When: 8 p.m. tonight
Where: Ashland Coffee & Tea, 100 N Railroad Ave.
Tickets: $15 ($20 at the door)
Details: (804) 798-1702 or www.ashlandcoffeeandtea.com
John Jennings has spent the bulk of his career making other people sound good.
Fans of Mary Chapin Carpenter, for instance, may recognize Jennings as her long-time lead guitarist and collaborator.
But back in January 2005, Jennings was getting ready to release his fourth solo album, appropriately titled “Four,” and decided it was time to get a bit selfish and devote some time to his own career and music.
So how’d that work out for the singer, songwriter, guitarist and producer?
“It was a really great plan,” Jennings deadpanned over the phone from his Maryland home just outside of D.C.
Not that Jennings is avoiding self-promotion mode, but when guys such as John McCutcheon, Ellis Paul and Seven Mary Three’s Jason Pollock come calling for his production expertise, Jennings has a hard time saying no.
“Production projects come up and I take them. More than anything else, it’s what I do.”
And he does it quite well. Two of Jennings’ newest projects, albums from Charlottesville’s McCutcheon and Michigan singer-songwriter Jen Cass, are on what he describes as the “long list” for this year’s Grammy nominations.
Those nominations won’t be his first. Though Jennings has not yet made it into the winner’s circle, the Shenandoah Valley native is happy to be in the running.

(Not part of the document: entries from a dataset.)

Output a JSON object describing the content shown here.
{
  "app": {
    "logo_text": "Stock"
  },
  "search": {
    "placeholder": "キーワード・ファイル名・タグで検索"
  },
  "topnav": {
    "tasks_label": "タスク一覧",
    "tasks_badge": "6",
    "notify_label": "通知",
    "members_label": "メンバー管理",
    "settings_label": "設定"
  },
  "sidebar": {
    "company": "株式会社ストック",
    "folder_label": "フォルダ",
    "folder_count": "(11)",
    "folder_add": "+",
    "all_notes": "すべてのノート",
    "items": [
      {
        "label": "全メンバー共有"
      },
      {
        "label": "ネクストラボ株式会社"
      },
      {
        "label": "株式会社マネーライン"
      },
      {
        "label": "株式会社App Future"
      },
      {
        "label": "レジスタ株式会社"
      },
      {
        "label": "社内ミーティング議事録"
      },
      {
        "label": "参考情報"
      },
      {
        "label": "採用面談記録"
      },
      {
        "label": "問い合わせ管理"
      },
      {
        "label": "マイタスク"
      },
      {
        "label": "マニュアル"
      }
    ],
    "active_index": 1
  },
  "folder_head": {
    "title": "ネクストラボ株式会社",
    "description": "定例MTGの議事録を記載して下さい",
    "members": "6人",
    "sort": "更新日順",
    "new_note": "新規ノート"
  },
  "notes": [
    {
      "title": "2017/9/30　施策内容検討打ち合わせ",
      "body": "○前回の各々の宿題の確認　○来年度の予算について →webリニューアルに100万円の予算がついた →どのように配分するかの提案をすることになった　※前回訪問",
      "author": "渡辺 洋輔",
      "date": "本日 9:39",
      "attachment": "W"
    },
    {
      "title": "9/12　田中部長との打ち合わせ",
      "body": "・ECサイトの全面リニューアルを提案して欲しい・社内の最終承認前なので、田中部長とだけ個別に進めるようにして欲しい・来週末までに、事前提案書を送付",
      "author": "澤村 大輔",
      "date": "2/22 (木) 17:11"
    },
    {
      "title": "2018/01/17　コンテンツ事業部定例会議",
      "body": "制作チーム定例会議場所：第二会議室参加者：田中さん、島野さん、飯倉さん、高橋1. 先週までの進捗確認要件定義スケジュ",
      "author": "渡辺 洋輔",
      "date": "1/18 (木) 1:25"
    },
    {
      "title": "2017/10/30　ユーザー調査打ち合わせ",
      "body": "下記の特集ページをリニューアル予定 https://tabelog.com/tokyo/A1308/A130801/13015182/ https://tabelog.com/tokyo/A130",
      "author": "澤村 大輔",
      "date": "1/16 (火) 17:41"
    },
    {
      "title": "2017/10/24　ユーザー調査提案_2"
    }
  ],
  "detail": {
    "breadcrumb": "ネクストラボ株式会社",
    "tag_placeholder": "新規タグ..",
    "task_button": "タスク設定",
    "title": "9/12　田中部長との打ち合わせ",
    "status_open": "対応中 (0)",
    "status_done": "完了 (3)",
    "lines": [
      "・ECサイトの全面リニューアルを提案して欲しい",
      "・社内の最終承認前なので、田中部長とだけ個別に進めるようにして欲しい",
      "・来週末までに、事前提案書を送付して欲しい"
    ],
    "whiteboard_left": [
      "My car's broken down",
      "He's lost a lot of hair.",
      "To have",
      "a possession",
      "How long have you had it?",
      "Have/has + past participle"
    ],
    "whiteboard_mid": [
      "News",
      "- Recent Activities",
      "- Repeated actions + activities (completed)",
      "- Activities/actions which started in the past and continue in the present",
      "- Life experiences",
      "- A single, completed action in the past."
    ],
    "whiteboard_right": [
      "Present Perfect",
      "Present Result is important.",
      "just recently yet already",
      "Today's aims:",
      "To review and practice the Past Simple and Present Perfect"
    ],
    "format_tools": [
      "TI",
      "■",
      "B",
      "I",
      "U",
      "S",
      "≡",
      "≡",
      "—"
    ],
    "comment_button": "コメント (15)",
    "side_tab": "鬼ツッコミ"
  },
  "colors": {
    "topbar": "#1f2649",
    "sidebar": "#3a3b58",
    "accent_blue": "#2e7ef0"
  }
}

“I’ve been very lucky. I haven’t won a Grammy but I’ve been nominated for a couple and I’m still thrilled,” he said. “People tell me I should have won. But they don’t understand. This has so far exceeded the expectations of everyone in Luray, Va. When I was a little kid, if you had told me these things would happen to me, I would have told you that you were out of your mind.”
In between those production assignments, Jennings has found time to make significant progress on his fifth album, tentatively scheduled for a January release. Jennings newest collection of originals will be backed by an all-star band of buddies including Jon Carroll, Dave Mattucks and Don Dixon.
“The new one is the first time in a long time that I’ve gone into the studio with a band, live off the floor. . . . I don’t think there are going to be many overdubs or fixes on things. The stuff right up off the floor is really strong. It’s a great little band. It makes quite a racket.”
Anyone who’s had the privilege of hearing all or parts of his first four albums can attest that Jennings knows what to do with an Americana songwriting pen. But when you’ve worked next to Carpenter, John Gorka, Janis Ian and George Jones, not just any tune will do.
“Writing songs is the hardest thing I do. Maybe it’s because I know how good the people I work with are. Those people are my models. It’s a high standard, but I’m really aiming for stuff that’s that good.”